:: Work required ::
Could you copy every line of the data that contains the word "this"?

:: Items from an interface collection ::
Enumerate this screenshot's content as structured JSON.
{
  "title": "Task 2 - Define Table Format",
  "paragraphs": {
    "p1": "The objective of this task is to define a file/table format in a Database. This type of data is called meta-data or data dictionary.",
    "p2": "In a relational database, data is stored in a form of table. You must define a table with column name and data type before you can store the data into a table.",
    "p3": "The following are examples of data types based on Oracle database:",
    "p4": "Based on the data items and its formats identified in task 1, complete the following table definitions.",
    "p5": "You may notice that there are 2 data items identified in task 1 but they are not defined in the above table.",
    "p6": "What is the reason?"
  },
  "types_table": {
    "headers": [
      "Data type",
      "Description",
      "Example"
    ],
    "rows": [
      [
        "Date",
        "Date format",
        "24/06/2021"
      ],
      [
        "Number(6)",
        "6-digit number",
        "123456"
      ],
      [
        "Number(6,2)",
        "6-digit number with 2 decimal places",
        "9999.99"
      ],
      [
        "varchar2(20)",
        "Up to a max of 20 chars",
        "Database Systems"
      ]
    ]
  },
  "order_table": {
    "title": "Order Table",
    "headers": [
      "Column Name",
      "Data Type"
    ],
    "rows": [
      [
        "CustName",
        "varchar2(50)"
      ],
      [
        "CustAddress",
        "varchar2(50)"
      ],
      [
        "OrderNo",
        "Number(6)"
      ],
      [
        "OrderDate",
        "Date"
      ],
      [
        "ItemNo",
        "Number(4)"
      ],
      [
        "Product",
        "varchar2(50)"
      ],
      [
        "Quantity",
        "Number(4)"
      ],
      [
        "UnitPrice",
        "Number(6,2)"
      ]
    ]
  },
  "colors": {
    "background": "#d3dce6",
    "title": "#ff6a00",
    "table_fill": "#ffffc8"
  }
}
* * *
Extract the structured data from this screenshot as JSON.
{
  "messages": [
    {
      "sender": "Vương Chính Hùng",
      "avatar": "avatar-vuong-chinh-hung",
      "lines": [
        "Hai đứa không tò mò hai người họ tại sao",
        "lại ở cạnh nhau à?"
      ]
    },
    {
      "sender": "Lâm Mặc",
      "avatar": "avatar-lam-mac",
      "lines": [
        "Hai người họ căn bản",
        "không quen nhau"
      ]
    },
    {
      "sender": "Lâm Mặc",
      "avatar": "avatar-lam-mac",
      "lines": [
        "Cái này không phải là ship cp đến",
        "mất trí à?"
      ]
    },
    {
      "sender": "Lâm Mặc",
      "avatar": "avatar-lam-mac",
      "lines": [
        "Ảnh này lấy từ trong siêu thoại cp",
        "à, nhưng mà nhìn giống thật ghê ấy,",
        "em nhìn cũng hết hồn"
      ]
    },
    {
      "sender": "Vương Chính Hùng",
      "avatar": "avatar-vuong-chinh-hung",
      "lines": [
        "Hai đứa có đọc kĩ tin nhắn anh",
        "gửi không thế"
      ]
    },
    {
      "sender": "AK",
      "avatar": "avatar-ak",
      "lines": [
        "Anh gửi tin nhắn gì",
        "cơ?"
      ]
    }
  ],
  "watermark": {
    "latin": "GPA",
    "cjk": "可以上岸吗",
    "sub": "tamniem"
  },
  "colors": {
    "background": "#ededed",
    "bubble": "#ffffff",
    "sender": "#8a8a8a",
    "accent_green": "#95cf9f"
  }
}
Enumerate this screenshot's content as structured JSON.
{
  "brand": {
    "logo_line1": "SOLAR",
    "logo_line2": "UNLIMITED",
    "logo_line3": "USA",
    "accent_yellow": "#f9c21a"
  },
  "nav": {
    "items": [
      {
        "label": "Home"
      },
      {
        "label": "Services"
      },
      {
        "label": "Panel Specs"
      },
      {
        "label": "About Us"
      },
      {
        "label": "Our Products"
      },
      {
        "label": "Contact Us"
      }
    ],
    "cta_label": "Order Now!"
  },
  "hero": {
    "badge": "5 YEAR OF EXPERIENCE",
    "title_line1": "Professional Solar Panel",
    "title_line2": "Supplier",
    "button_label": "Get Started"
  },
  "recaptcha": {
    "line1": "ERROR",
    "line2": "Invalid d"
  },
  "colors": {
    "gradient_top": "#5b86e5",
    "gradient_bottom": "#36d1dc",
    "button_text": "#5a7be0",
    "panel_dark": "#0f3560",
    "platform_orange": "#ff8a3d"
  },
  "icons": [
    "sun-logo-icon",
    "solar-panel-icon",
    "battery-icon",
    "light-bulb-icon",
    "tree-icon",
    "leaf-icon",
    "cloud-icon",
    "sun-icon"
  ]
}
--
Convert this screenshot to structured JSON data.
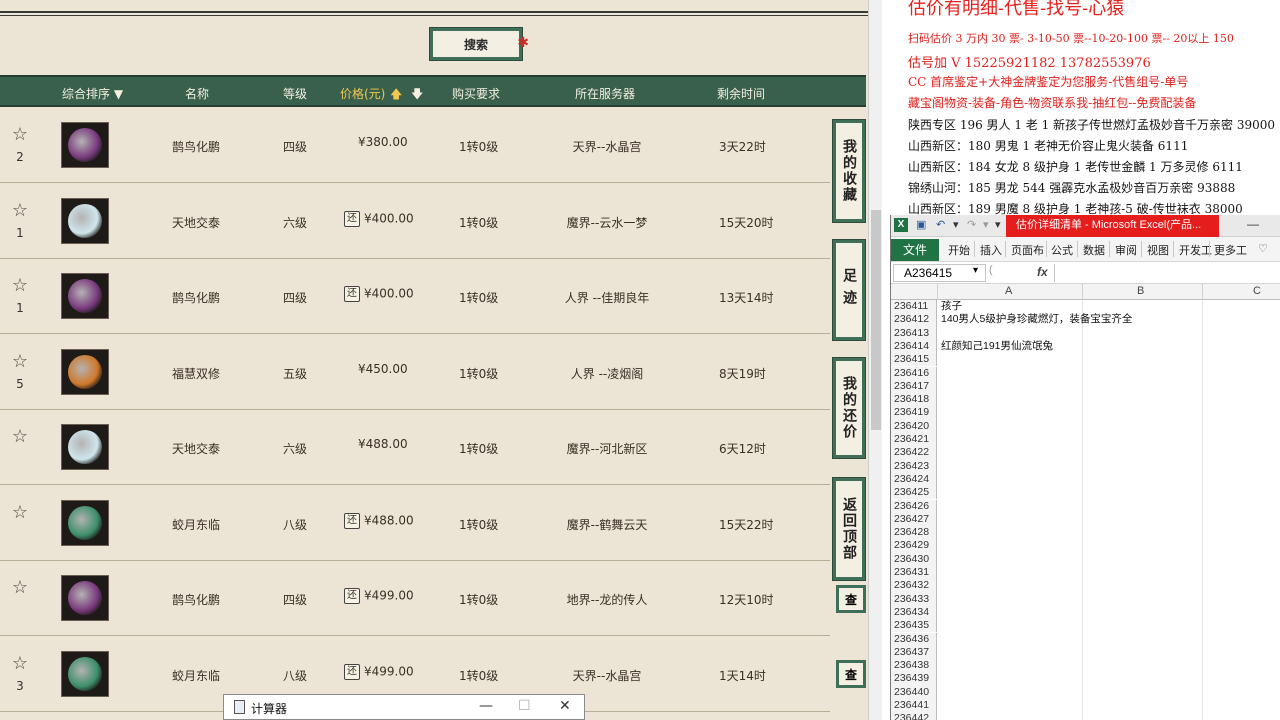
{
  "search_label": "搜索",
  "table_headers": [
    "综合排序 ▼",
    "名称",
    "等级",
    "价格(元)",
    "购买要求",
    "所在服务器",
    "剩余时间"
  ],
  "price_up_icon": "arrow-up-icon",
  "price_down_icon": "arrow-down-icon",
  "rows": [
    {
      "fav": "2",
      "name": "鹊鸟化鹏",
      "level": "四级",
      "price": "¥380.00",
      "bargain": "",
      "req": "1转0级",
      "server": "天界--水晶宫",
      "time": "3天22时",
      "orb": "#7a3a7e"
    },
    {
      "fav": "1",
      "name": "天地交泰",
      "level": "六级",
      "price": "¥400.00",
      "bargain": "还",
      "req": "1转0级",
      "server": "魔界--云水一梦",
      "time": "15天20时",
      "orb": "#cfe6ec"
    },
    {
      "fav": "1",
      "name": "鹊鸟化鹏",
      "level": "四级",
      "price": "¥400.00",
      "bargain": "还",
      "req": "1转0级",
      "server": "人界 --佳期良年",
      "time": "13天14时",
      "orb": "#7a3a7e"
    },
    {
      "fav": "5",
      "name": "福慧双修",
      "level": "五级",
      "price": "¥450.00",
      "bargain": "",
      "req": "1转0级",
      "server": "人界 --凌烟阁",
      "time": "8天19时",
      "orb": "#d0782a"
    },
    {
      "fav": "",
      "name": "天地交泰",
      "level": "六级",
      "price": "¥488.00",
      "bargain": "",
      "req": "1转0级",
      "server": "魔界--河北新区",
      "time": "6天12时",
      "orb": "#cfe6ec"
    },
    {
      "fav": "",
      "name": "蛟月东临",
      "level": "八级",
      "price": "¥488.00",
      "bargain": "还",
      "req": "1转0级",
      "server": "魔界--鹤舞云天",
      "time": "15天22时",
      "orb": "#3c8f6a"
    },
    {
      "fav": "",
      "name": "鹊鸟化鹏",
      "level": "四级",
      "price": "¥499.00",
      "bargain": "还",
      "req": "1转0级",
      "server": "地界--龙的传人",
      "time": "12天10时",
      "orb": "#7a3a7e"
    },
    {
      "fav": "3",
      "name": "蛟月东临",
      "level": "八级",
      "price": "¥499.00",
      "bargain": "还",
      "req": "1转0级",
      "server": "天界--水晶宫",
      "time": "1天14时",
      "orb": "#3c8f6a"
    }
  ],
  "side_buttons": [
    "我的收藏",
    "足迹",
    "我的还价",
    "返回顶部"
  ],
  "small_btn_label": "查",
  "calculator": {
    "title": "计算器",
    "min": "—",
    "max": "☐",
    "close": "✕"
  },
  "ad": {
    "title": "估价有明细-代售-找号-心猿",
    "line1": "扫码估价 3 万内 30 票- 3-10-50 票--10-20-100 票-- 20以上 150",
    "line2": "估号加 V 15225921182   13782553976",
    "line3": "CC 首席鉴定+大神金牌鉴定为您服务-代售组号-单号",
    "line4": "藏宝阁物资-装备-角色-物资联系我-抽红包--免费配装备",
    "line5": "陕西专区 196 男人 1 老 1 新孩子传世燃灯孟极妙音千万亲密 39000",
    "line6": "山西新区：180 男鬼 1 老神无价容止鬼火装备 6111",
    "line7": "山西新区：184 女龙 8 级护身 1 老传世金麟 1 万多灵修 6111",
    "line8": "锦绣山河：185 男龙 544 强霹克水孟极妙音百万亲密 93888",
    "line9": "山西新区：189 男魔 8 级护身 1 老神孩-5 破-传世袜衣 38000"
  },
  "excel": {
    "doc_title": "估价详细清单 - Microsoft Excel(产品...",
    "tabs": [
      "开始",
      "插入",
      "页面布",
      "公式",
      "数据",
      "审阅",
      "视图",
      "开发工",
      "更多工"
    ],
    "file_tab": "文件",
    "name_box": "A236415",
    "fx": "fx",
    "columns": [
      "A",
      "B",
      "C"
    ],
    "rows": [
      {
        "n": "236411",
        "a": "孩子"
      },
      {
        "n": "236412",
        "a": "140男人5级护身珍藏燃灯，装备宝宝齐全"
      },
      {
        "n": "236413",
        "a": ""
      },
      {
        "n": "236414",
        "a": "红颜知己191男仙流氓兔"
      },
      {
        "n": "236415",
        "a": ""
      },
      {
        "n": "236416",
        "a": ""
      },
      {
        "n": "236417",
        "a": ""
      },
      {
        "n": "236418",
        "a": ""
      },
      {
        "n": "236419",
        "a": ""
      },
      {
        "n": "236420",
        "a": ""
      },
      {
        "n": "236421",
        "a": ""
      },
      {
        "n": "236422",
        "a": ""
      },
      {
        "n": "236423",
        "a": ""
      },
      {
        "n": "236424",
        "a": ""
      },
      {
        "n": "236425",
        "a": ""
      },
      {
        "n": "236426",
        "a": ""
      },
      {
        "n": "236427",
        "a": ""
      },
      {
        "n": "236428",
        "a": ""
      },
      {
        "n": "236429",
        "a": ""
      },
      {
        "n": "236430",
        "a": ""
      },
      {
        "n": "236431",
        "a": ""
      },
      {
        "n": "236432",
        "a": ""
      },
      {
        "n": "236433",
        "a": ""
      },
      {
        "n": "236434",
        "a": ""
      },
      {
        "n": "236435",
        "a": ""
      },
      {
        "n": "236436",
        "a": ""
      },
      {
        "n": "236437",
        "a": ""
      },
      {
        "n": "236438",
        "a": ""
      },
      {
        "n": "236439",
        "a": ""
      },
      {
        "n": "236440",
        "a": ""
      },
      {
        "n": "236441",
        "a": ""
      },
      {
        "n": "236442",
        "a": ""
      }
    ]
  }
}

:: Solved exercise ::
Enumerate this screenshot's content as structured JSON.
    "p1": "The objective of this task is to define a file/table format in a Database. This type of data is called meta-data or data dictionary.",
Extract the structured data from this screenshot as JSON.
Enumerate this screenshot's content as structured JSON.
Convert this screenshot to structured JSON data.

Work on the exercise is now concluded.